| WHAT IS BEING ASKED |
All of the data that follows needs to be printed again, exactly as it reads.

[Dataset excerpts]
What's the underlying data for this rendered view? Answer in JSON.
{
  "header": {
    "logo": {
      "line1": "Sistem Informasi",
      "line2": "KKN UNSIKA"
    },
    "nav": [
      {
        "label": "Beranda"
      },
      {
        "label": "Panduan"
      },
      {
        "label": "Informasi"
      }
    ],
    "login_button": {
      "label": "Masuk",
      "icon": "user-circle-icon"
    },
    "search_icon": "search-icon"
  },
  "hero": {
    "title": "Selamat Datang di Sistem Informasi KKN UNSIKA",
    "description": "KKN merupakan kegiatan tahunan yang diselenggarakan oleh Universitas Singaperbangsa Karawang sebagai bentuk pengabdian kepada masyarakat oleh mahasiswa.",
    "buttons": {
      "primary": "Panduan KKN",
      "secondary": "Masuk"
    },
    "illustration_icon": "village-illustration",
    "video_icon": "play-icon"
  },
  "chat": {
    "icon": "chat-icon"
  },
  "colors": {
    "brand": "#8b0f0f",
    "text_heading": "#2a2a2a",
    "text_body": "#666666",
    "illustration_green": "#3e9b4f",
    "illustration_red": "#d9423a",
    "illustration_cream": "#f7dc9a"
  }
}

| ANSWER TO THIS TASK |
What's the underlying data for this rendered view? Answer in JSON.
{
  "header": {
    "logo": {
      "line1": "Sistem Informasi",
      "line2": "KKN UNSIKA"
    },
    "nav": [
      {
        "label": "Beranda"
      },
      {
        "label": "Panduan"
      },
      {
        "label": "Informasi"
      }
    ],
    "login_button": {
      "label": "Masuk",
      "icon": "user-circle-icon"
    },
    "search_icon": "search-icon"
  },
  "hero": {
    "title": "Selamat Datang di Sistem Informasi KKN UNSIKA",
    "description": "KKN merupakan kegiatan tahunan yang diselenggarakan oleh Universitas Singaperbangsa Karawang sebagai bentuk pengabdian kepada masyarakat oleh mahasiswa.",
    "buttons": {
      "primary": "Panduan KKN",
      "secondary": "Masuk"
    },
    "illustration_icon": "village-illustration",
    "video_icon": "play-icon"
  },
  "chat": {
    "icon": "chat-icon"
  },
  "colors": {
    "brand": "#8b0f0f",
    "text_heading": "#2a2a2a",
    "text_body": "#666666",
    "illustration_green": "#3e9b4f",
    "illustration_red": "#d9423a",
    "illustration_cream": "#f7dc9a"
  }
}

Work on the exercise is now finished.